Doctor of cognition and neuroscience, Gerald Epling, discussed his work on phenomenal bio-communication which measures and records the energy responses to plants in various conditions as well as responses of one life form to another. "We don't know why it happens," Epling marveled, "but we do have evidence that it happens on a quantum level." He explained that, according to biophysiological research, plants have been shown to respond to a person's thoughts as well as positive and negative actions towards it. While Epling theorized that plants possess "some kind of an emotional system," whether or not they can feel pain remains a mystery.
Over the course of the evening, Epling also detailed his research into memory and the human brain. He noted that, since human sight is actually a delayed response, "what you're really working with, in your brain, is a memory rather than real time." Epling credited attentiveness, an exciting experience while being in a good mood, and the ability to understand an event and put it in proper context as key components to creating a strong memory. He also blamed nutritional deficits and distraction for why some people seem to lack the ability to remember well. Although this may sound detrimental, he observed that people with strong memory skills tend to have difficult friendships, since they remember "every problem and every slight."
Regarding the elimination of bad memories, he acknowledged that there are a handful of methods currently being used by therapists, but was skeptical that "you ever fully erase it." One process, he said, involves having a patient "review the memory and then change the memory as it's happening." That said, Epling expressed dissatisfaction with that specific treatment because it eschews the reality of the experience. Therefore, he suggested an alternative method where the patient and therapist jointly observe the memory from a psychological distance. By adopting this detached perspective, he mused, "eventually, the memory will lose its power over you."
In the first hour, space historian Robert Zimmerman talked about recent troubles facing the Kepler telescope as well as other space news. Despite NASA's suggestions that the telescope's mission could be salvaged, Zimmerman lamented that it is "really unlikely they'll be able to save this." Despite Kepler's primary mission potentially ending, Zimmerman pointed out that it has identified roughly 2,700 potential Earth-like planets, but the sheer volume of such candidates has resulted in only 132 being confirmed by other telescopes.
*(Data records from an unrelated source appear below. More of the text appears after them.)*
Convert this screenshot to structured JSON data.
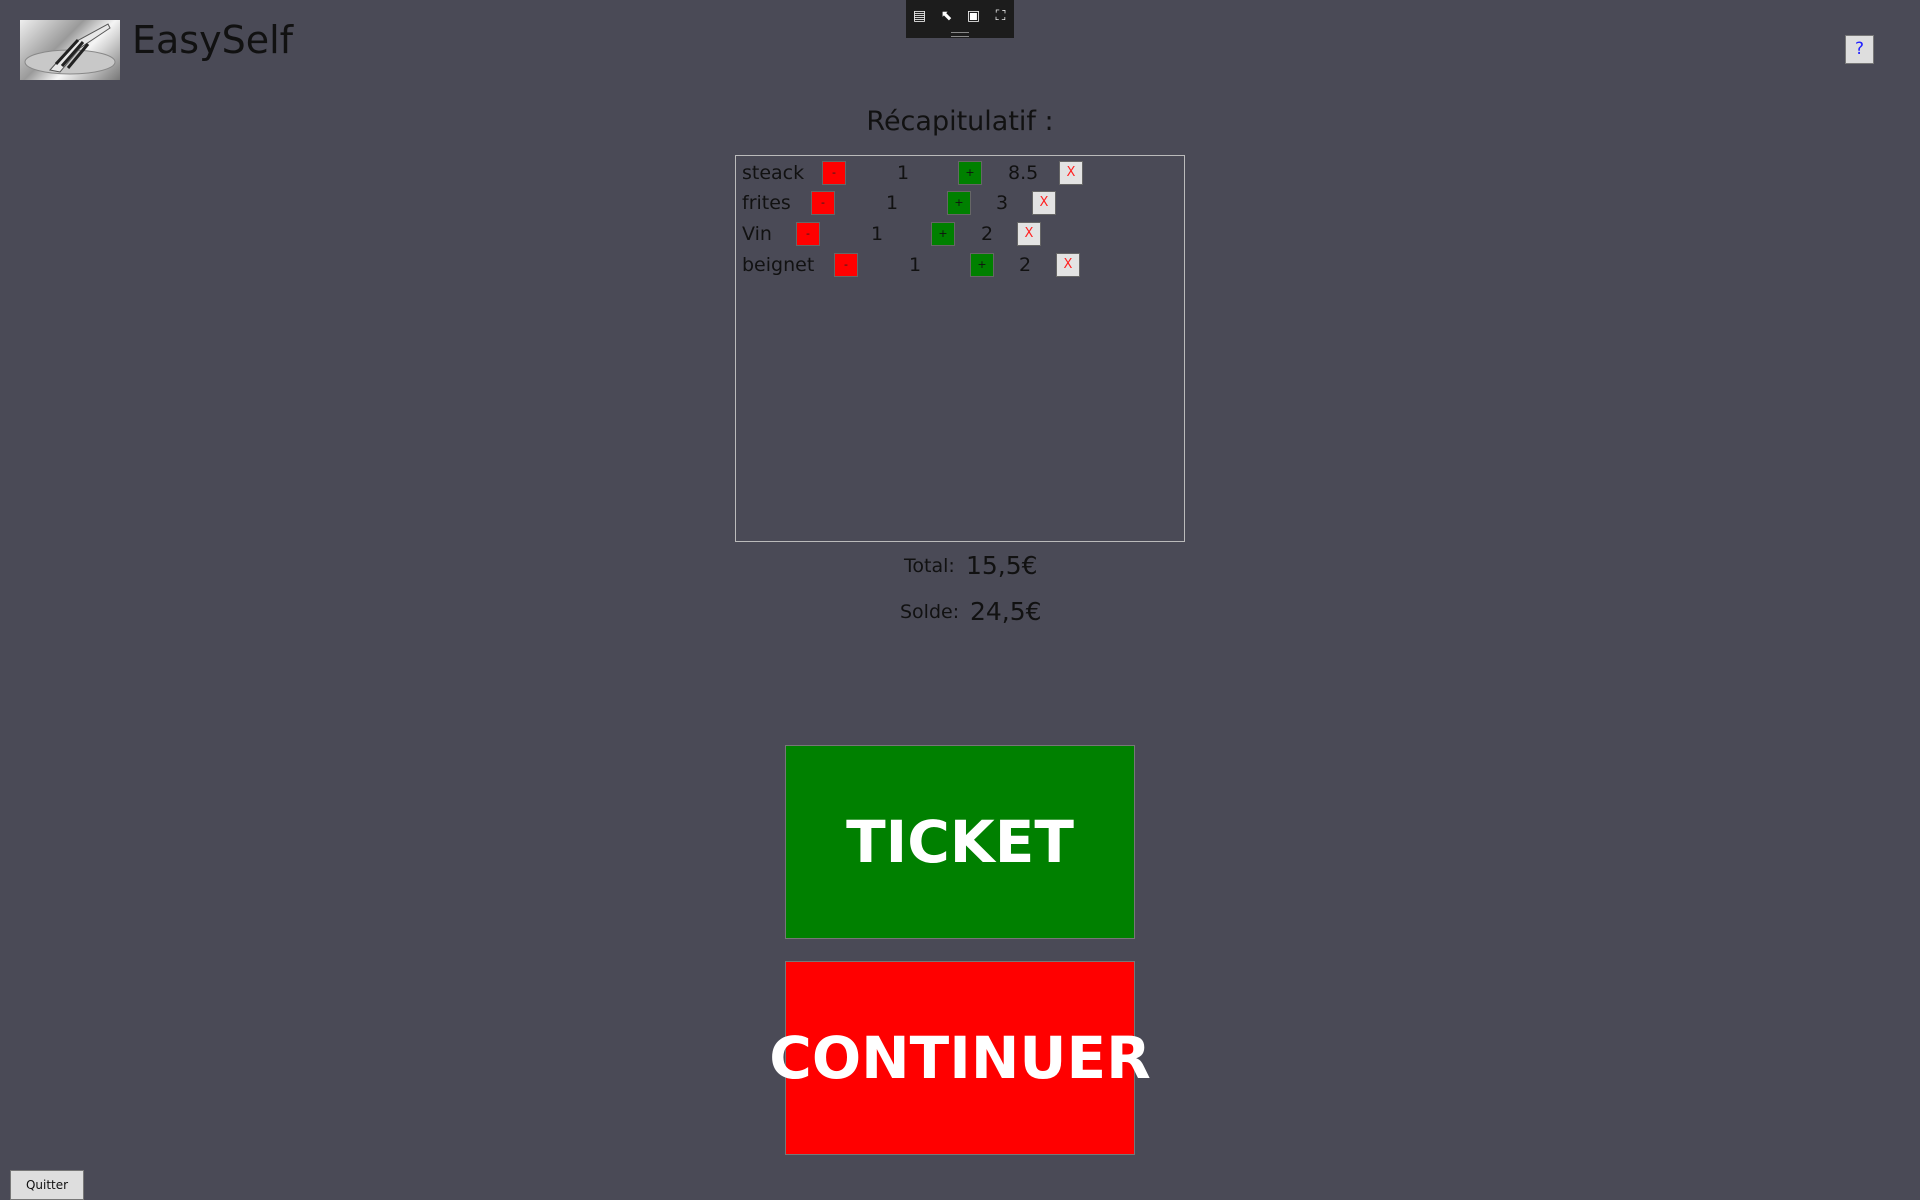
{
  "header": {
    "title": "EasySelf",
    "help_label": "?"
  },
  "toolbar": {
    "icons": [
      "inspect-tree-icon",
      "select-element-icon",
      "display-layout-icon",
      "track-focus-icon"
    ]
  },
  "recap": {
    "title": "Récapitulatif :"
  },
  "items": [
    {
      "name": "steack",
      "minus": "-",
      "qty": "1",
      "plus": "+",
      "price": "8.5",
      "remove": "X"
    },
    {
      "name": "frites",
      "minus": "-",
      "qty": "1",
      "plus": "+",
      "price": "3",
      "remove": "X"
    },
    {
      "name": "Vin",
      "minus": "-",
      "qty": "1",
      "plus": "+",
      "price": "2",
      "remove": "X"
    },
    {
      "name": "beignet",
      "minus": "-",
      "qty": "1",
      "plus": "+",
      "price": "2",
      "remove": "X"
    }
  ],
  "summary": {
    "total_label": "Total:",
    "total_value": "15,5€",
    "solde_label": "Solde:",
    "solde_value": "24,5€"
  },
  "actions": {
    "ticket": "TICKET",
    "continuer": "CONTINUER",
    "quit": "Quitter"
  },
  "colors": {
    "background": "#4a4a56",
    "ticket": "#008000",
    "continuer": "#ff0000"
  }
}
Therefore, he declared that "there is potentially, in the archives of Kepler, a gigantic mother lode of discovery" which could be revealed over the next decade as the data is studied.